      Several examples of highly modified antimicrobial peptides have been described. While many such peptides are non-ribosomally synthesized, ribosomally synthesized equivalents are being discovered with increased frequency. Of the latter group, the lantibiotics continue to attract most attention. In the present review, we discuss the implementation of in vivo and in vitro engineering systems to alter, and even enhance, the antimicrobial activity, antibacterial spectrum and physico-chemical properties, including heat stability, solubility, diffusion and protease resistance, of these compounds. Additionally, we discuss the potential applications of these lantibiotics for use as therapeutics.
    • In Vitro Activities of Nisin and Nisin Derivatives Alone and In Combination with Antibiotics against Staphylococcus Biofilms

      Field, Des; O'Connor, Rory; Cotter, Paul D.; Ross, R Paul; Hill, Colin; Science Foundation Ireland; TIDA14/TIDA/2286); 10/IN.1/B3027; 11/PI/1137; SFI/12/RC/2273 (Frontiers Media S. A., 18/04/2016)

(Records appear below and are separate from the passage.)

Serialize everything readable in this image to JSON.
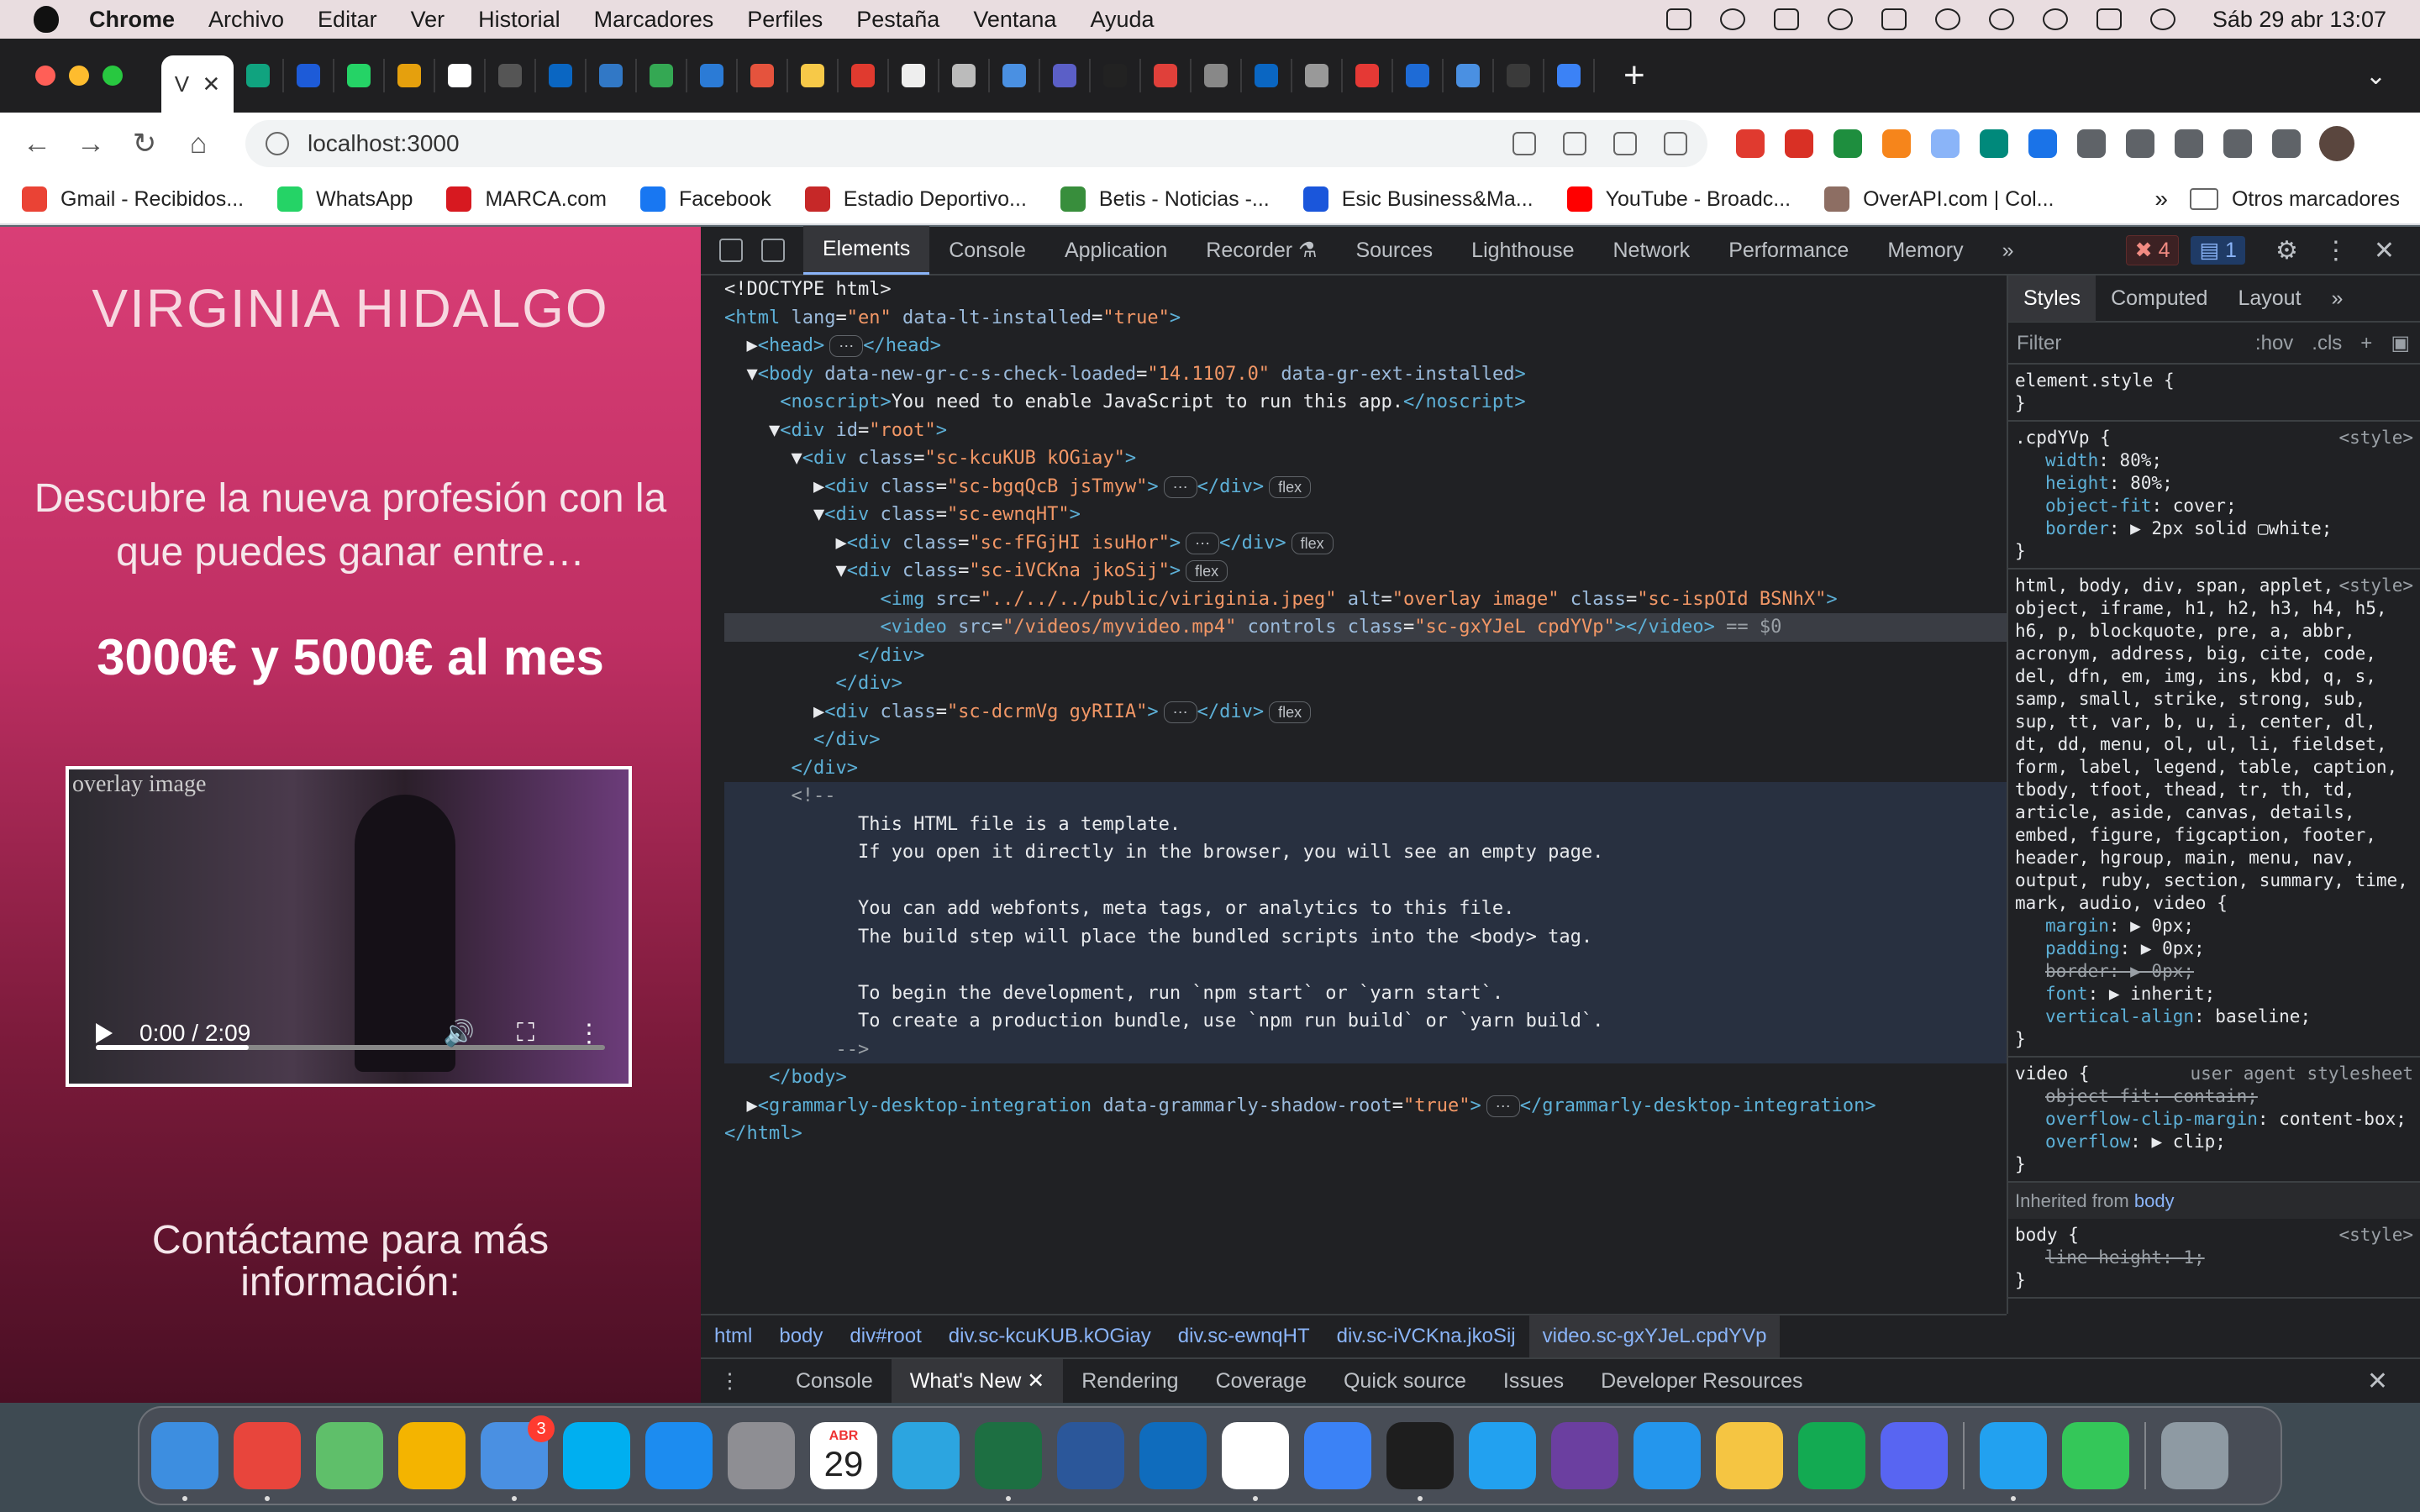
{
  "menubar": {
    "app": "Chrome",
    "items": [
      "Archivo",
      "Editar",
      "Ver",
      "Historial",
      "Marcadores",
      "Perfiles",
      "Pestaña",
      "Ventana",
      "Ayuda"
    ],
    "clock": "Sáb 29 abr 13:07"
  },
  "tabstrip": {
    "active_tab_title": "V",
    "active_tab_close": "✕",
    "new_tab": "+",
    "tab_menu": "⌄",
    "tab_icon_colors": [
      "#10a37f",
      "#1d5bd8",
      "#25d366",
      "#e5a00d",
      "#fff",
      "#555",
      "#0a66c2",
      "#3178c6",
      "#34a853",
      "#2b7bd6",
      "#e5533d",
      "#f7c948",
      "#e03a2f",
      "#eee",
      "#bbb",
      "#4a90e2",
      "#5b5fc7",
      "#222",
      "#e0403a",
      "#888",
      "#0a66c2",
      "#999",
      "#e53935",
      "#1e6bd6",
      "#4a90e2",
      "#3a3a3a",
      "#3b82f6"
    ]
  },
  "toolbar": {
    "url": "localhost:3000",
    "ext_colors": [
      "#e03a2f",
      "#d93025",
      "#1e8e3e",
      "#f6851b",
      "#8ab4f8",
      "#00897b",
      "#1a73e8",
      "#5f6368",
      "#5f6368",
      "#5f6368",
      "#5f6368",
      "#5f6368"
    ]
  },
  "bookmarks": [
    {
      "label": "Gmail - Recibidos...",
      "color": "#ea4335"
    },
    {
      "label": "WhatsApp",
      "color": "#25d366"
    },
    {
      "label": "MARCA.com",
      "color": "#d71920"
    },
    {
      "label": "Facebook",
      "color": "#1877f2"
    },
    {
      "label": "Estadio Deportivo...",
      "color": "#c62828"
    },
    {
      "label": "Betis - Noticias -...",
      "color": "#388e3c"
    },
    {
      "label": "Esic Business&Ma...",
      "color": "#1a56db"
    },
    {
      "label": "YouTube - Broadc...",
      "color": "#ff0000"
    },
    {
      "label": "OverAPI.com | Col...",
      "color": "#8d6e63"
    }
  ],
  "bookmarks_more": "»",
  "bookmarks_folder": "Otros marcadores",
  "page": {
    "name": "VIRGINIA HIDALGO",
    "subtitle": "Descubre la nueva profesión con la que puedes ganar entre…",
    "amount": "3000€ y 5000€ al mes",
    "video_alt": "overlay image",
    "video_time": "0:00 / 2:09",
    "video_progress": 0.3,
    "contact": "Contáctame para más información:"
  },
  "devtools": {
    "tabs": [
      "Elements",
      "Console",
      "Application",
      "Recorder ⚗",
      "Sources",
      "Lighthouse",
      "Network",
      "Performance",
      "Memory"
    ],
    "more_tabs": "»",
    "errors": "✖ 4",
    "messages": "▤ 1",
    "dom_lines": [
      {
        "html": "<span class='txt'>&lt;!DOCTYPE html&gt;</span>"
      },
      {
        "html": "<span class='tag'>&lt;html</span> <span class='attr'>lang</span>=<span class='val'>\"en\"</span> <span class='attr'>data-lt-installed</span>=<span class='val'>\"true\"</span><span class='tag'>&gt;</span>"
      },
      {
        "html": "  <span class='txt'>▶</span><span class='tag'>&lt;head&gt;</span><span class='chip'>⋯</span><span class='tag'>&lt;/head&gt;</span>"
      },
      {
        "html": "  <span class='txt'>▼</span><span class='tag'>&lt;body</span> <span class='attr'>data-new-gr-c-s-check-loaded</span>=<span class='val'>\"14.1107.0\"</span> <span class='attr'>data-gr-ext-installed</span><span class='tag'>&gt;</span>"
      },
      {
        "html": "     <span class='tag'>&lt;noscript&gt;</span><span class='txt'>You need to enable JavaScript to run this app.</span><span class='tag'>&lt;/noscript&gt;</span>"
      },
      {
        "html": "    <span class='txt'>▼</span><span class='tag'>&lt;div</span> <span class='attr'>id</span>=<span class='val'>\"root\"</span><span class='tag'>&gt;</span>"
      },
      {
        "html": "      <span class='txt'>▼</span><span class='tag'>&lt;div</span> <span class='attr'>class</span>=<span class='val'>\"sc-kcuKUB kOGiay\"</span><span class='tag'>&gt;</span>"
      },
      {
        "html": "        <span class='txt'>▶</span><span class='tag'>&lt;div</span> <span class='attr'>class</span>=<span class='val'>\"sc-bgqQcB jsTmyw\"</span><span class='tag'>&gt;</span><span class='chip'>⋯</span><span class='tag'>&lt;/div&gt;</span><span class='chip'>flex</span>"
      },
      {
        "html": "        <span class='txt'>▼</span><span class='tag'>&lt;div</span> <span class='attr'>class</span>=<span class='val'>\"sc-ewnqHT\"</span><span class='tag'>&gt;</span>"
      },
      {
        "html": "          <span class='txt'>▶</span><span class='tag'>&lt;div</span> <span class='attr'>class</span>=<span class='val'>\"sc-fFGjHI isuHor\"</span><span class='tag'>&gt;</span><span class='chip'>⋯</span><span class='tag'>&lt;/div&gt;</span><span class='chip'>flex</span>"
      },
      {
        "html": "          <span class='txt'>▼</span><span class='tag'>&lt;div</span> <span class='attr'>class</span>=<span class='val'>\"sc-iVCKna jkoSij\"</span><span class='tag'>&gt;</span><span class='chip'>flex</span>"
      },
      {
        "html": "              <span class='tag'>&lt;img</span> <span class='attr'>src</span>=<span class='val'>\"../../../public/viriginia.jpeg\"</span> <span class='attr'>alt</span>=<span class='val'>\"overlay image\"</span> <span class='attr'>class</span>=<span class='val'>\"sc-ispOId BSNhX\"</span><span class='tag'>&gt;</span>"
      },
      {
        "sel": true,
        "html": "              <span class='tag'>&lt;video</span> <span class='attr'>src</span>=<span class='val'>\"/videos/myvideo.mp4\"</span> <span class='attr'>controls</span> <span class='attr'>class</span>=<span class='val'>\"sc-gxYJeL cpdYVp\"</span><span class='tag'>&gt;&lt;/video&gt;</span> <span class='cm'>== $0</span>"
      },
      {
        "html": "            <span class='tag'>&lt;/div&gt;</span>"
      },
      {
        "html": "          <span class='tag'>&lt;/div&gt;</span>"
      },
      {
        "html": "        <span class='txt'>▶</span><span class='tag'>&lt;div</span> <span class='attr'>class</span>=<span class='val'>\"sc-dcrmVg gyRIIA\"</span><span class='tag'>&gt;</span><span class='chip'>⋯</span><span class='tag'>&lt;/div&gt;</span><span class='chip'>flex</span>"
      },
      {
        "html": "        <span class='tag'>&lt;/div&gt;</span>"
      },
      {
        "html": "      <span class='tag'>&lt;/div&gt;</span>"
      },
      {
        "cm": true,
        "html": "      <span class='cm'>&lt;!--</span>"
      },
      {
        "cm": true,
        "html": "            <span class='txt'>This HTML file is a template.</span>"
      },
      {
        "cm": true,
        "html": "            <span class='txt'>If you open it directly in the browser, you will see an empty page.</span>"
      },
      {
        "cm": true,
        "html": ""
      },
      {
        "cm": true,
        "html": "            <span class='txt'>You can add webfonts, meta tags, or analytics to this file.</span>"
      },
      {
        "cm": true,
        "html": "            <span class='txt'>The build step will place the bundled scripts into the &lt;body&gt; tag.</span>"
      },
      {
        "cm": true,
        "html": ""
      },
      {
        "cm": true,
        "html": "            <span class='txt'>To begin the development, run `npm start` or `yarn start`.</span>"
      },
      {
        "cm": true,
        "html": "            <span class='txt'>To create a production bundle, use `npm run build` or `yarn build`.</span>"
      },
      {
        "cm": true,
        "html": "          <span class='cm'>--&gt;</span>"
      },
      {
        "html": "    <span class='tag'>&lt;/body&gt;</span>"
      },
      {
        "html": "  <span class='txt'>▶</span><span class='tag'>&lt;grammarly-desktop-integration</span> <span class='attr'>data-grammarly-shadow-root</span>=<span class='val'>\"true\"</span><span class='tag'>&gt;</span><span class='chip'>⋯</span><span class='tag'>&lt;/grammarly-desktop-integration&gt;</span>"
      },
      {
        "html": "<span class='tag'>&lt;/html&gt;</span>"
      }
    ],
    "styles_tabs": [
      "Styles",
      "Computed",
      "Layout",
      "»"
    ],
    "filter_placeholder": "Filter",
    "filter_hov": ":hov",
    "filter_cls": ".cls",
    "filter_plus": "+",
    "breadcrumbs": [
      "html",
      "body",
      "div#root",
      "div.sc-kcuKUB.kOGiay",
      "div.sc-ewnqHT",
      "div.sc-iVCKna.jkoSij",
      "video.sc-gxYJeL.cpdYVp"
    ],
    "drawer_tabs": [
      "Console",
      "What's New ✕",
      "Rendering",
      "Coverage",
      "Quick source",
      "Issues",
      "Developer Resources"
    ],
    "drawer_close": "✕"
  },
  "dock": {
    "apps": [
      {
        "name": "finder",
        "color": "#3d8ee0",
        "dot": true
      },
      {
        "name": "chrome",
        "color": "#e8453c",
        "dot": true
      },
      {
        "name": "maps",
        "color": "#5fbf6a"
      },
      {
        "name": "photos",
        "color": "#f4b400"
      },
      {
        "name": "mail",
        "color": "#4a90e2",
        "badge": "3",
        "dot": true
      },
      {
        "name": "skype",
        "color": "#00aff0"
      },
      {
        "name": "app-store",
        "color": "#1c8cf0"
      },
      {
        "name": "system-settings",
        "color": "#8e8e93"
      },
      {
        "name": "calendar",
        "color": "#ffffff",
        "cal_month": "ABR",
        "cal_day": "29"
      },
      {
        "name": "telegram",
        "color": "#2ca5e0"
      },
      {
        "name": "excel",
        "color": "#1d6f42",
        "dot": true
      },
      {
        "name": "word",
        "color": "#2b579a"
      },
      {
        "name": "outlook",
        "color": "#0f6cbd"
      },
      {
        "name": "slack",
        "color": "#ffffff",
        "dot": true
      },
      {
        "name": "xcode",
        "color": "#3b82f6"
      },
      {
        "name": "terminal",
        "color": "#1e1e1e",
        "dot": true
      },
      {
        "name": "vscode",
        "color": "#22a1f0"
      },
      {
        "name": "tor",
        "color": "#6b3fa0"
      },
      {
        "name": "docker",
        "color": "#2496ed"
      },
      {
        "name": "notes",
        "color": "#f5c542"
      },
      {
        "name": "mongodb",
        "color": "#13aa52"
      },
      {
        "name": "discord",
        "color": "#5865f2"
      },
      {
        "sep": true
      },
      {
        "name": "vscode-2",
        "color": "#22a1f0",
        "dot": true
      },
      {
        "name": "facetime",
        "color": "#34c759"
      },
      {
        "sep": true
      },
      {
        "name": "trash",
        "color": "#8e9aa3"
      }
    ]
  }
}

      The development and spread of pathogenic bacteria that are resistant to the existing catalog of antibiotics is a major public health threat. Biofilms are complex, sessile communities of bacteria embedded in an organic polymer matrix which serve to further enhance antimicrobial resistance. Consequently, novel compounds and innovative methods are urgently required to arrest the proliferation of drug-resistant infections in both nosocomial and community environments. Accordingly, it has been suggested that antimicrobial peptides could be used as novel natural inhibitors that can be used in formulations with synergistically acting antibiotics. Nisin is a member of the lantibiotic family of antimicrobial peptides that exhibit potent antibacterial activity against many Gram-positive bacteria. Recently we have used bioengineering strategies to enhance the activity of nisin against several high profile targets, including multi-drug resistant clinical pathogens such as methicillin-resistant Staphylococcus aureus, vancomycinresistant enterococci, staphylococci, and streptococci associated with bovine mastitis. We have also identified nisin derivatives with an enhanced ability to impair biofilm formation and to reduce the density of established biofilms of methicillin resistant S. pseudintermedius. The present study was aimed at evaluating the potential of nisin and nisin derivatives to increase the efficacy of conventional antibiotics and to assess the possibility of killing and/or eradicating biofilm-associated cells of a variety of staphylococcal targets. Growth curve-based comparisons established that combinations of derivatives nisin V C penicillin or nisin I4V C chloramphenicol had an enhanced inhibitory effect against S. aureus SA113 and S. pseudintermedius DSM21284, respectively, compared to the equivalent nisin A C antibiotic combinations or when each antimicrobial was administered alone. Furthermore, the metabolic activity of established biofilms treated with nisin V C chloramphenicol and nisin I4V C chloramphenicol combinations revealed a significant decrease in S. aureus SA113 and S. pseudintermedius DSM21284 biofilm viability, respectively, compared to the nisin A C antibiotic combinations as determined by the rapid colorimetric XTT assay. The results indicate that the activities of the nisin derivative and antibiotic combinations represent a significant improvement over that of the wild-type nisin and antibiotic combination and merit further investigation with a view to their use as anti-biofilm agents.